But while China might be happy with its latest purchase, others aren't so thrilled. Virginia Republican Congressman Randy Forbes, founder and co-chairman of the Congressional China Caucus, has long been leery of China's growing military and economic power, and is worried by China's latest bid for an increased presence in Canada's oil sector, especially because it allows China to be "right off our coast," Forbes told Reuters. The Nexen deal also gobbles up Canadian energy resources that would have otherwise been available to the United States, he argues.
"More than a foot in the door, this is a body in the door for the Chinese in the North American energy market," Forbes told Reuters, blaming President Obama's decision to delay approval of the Keystone XL pipeline, a project designed to funnel oil from Canada to refineries on the Gulf Coast.
Forbes and other Republicans want Obama to immediately approve the pipeline to give the Canadians an alternative to doing business with the Chinese.
But China has its eye on more than super tech-savvy Canadian oil companies. They are aggressively pursuing oil assets around the world, according to experts, having recently cemented oil-for-loan agreements with Venezuela and Russia.
"It's very interesting to understand the depth of their investment with OPEC member countries, Africa, Ecuador," says Gregg Laskoski, senior petroleum analyst at GasBuddy.com. "What it really points to is a very well-defined energy plan and economic plan that makes an awful lot of sense. They have a long-term view and unfortunately it doesn't appear that the U.S. has a long-term perspective."

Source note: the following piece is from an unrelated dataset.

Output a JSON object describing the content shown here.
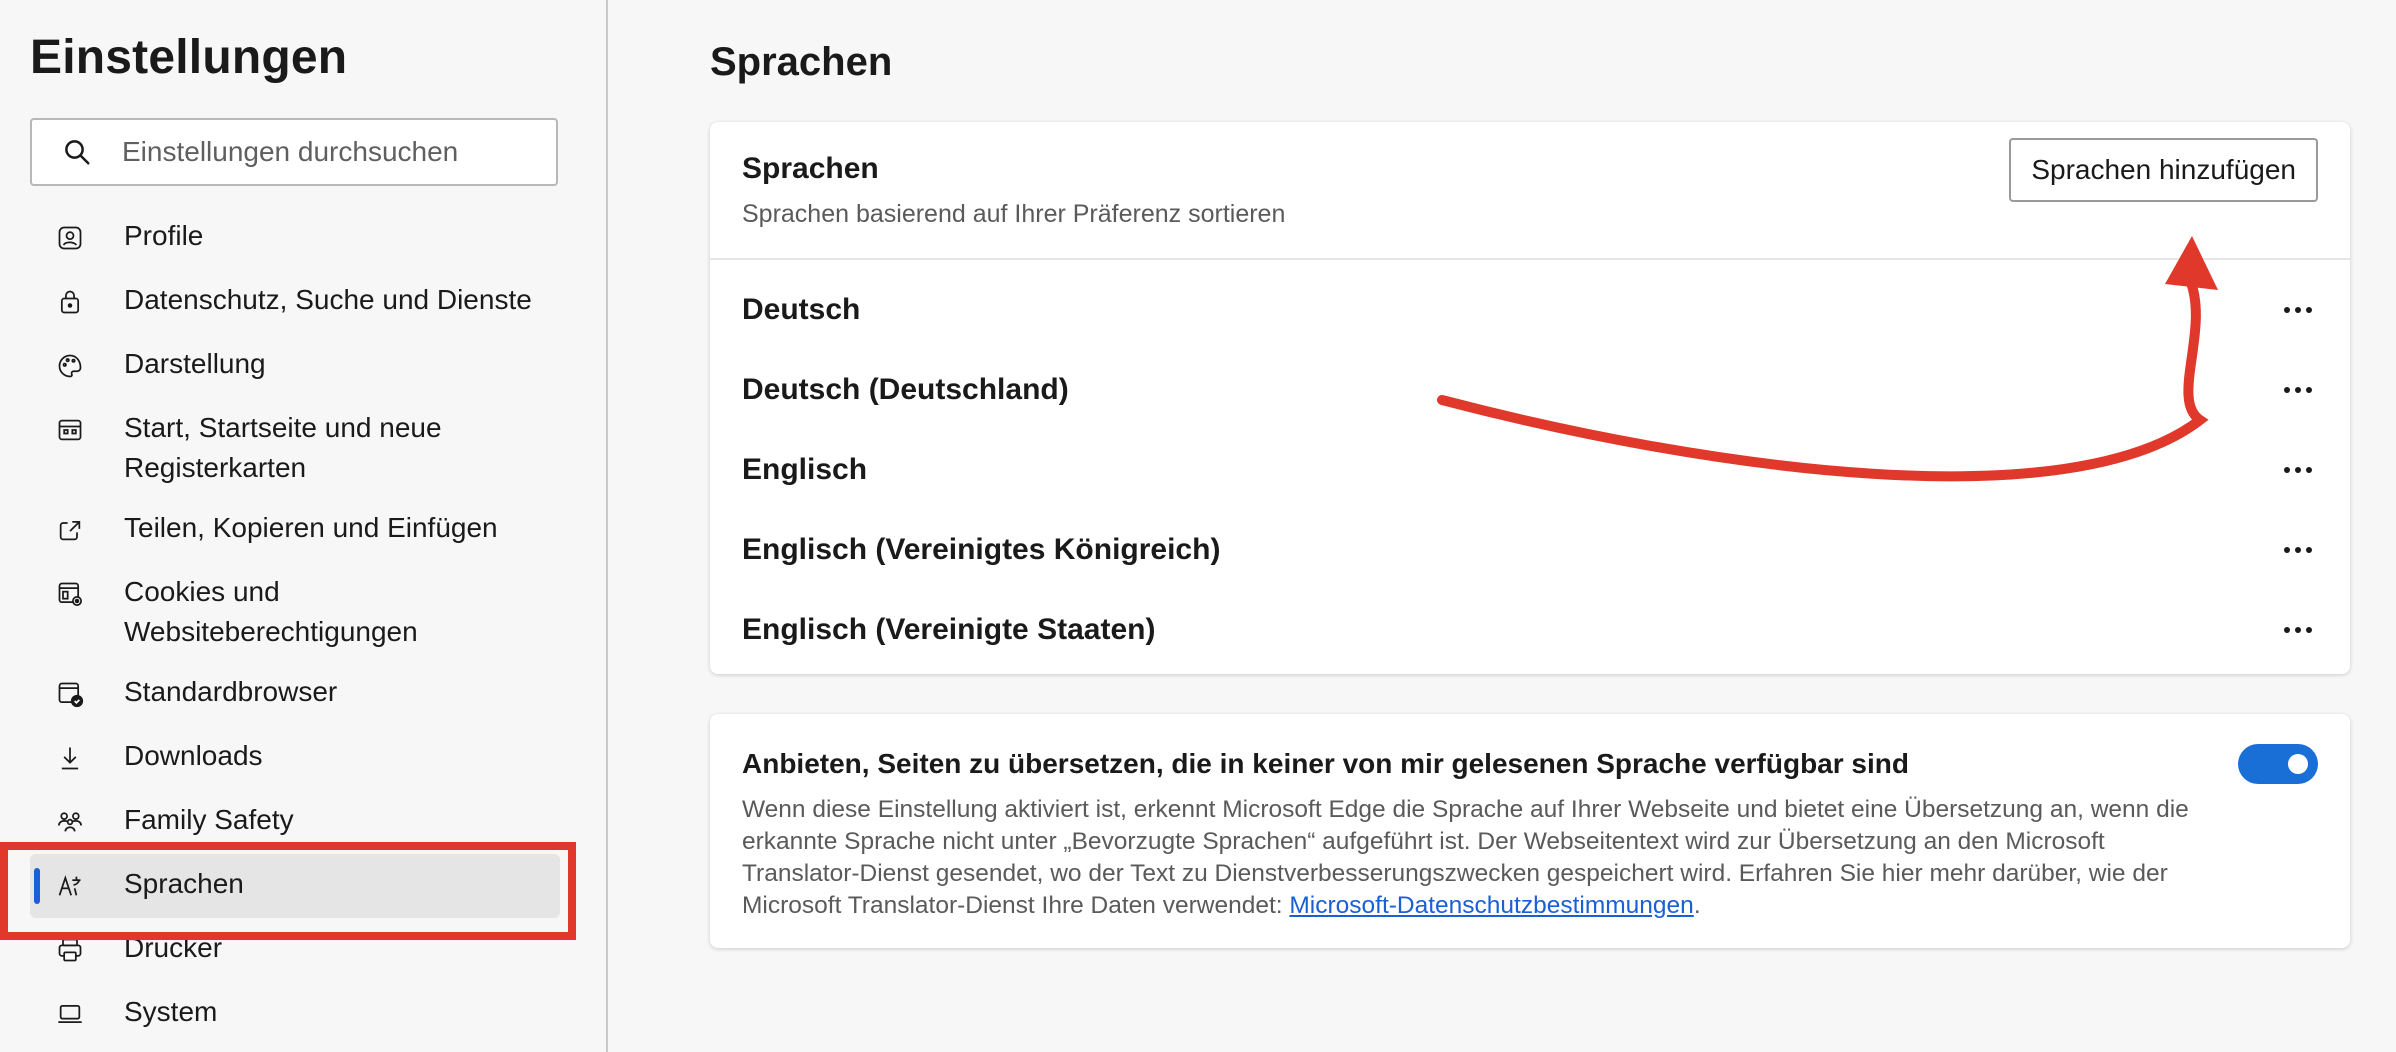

Meg Handley is a business reporter for U.S. News & World Report. You can reach her at email@example.com and follow her on Twitter.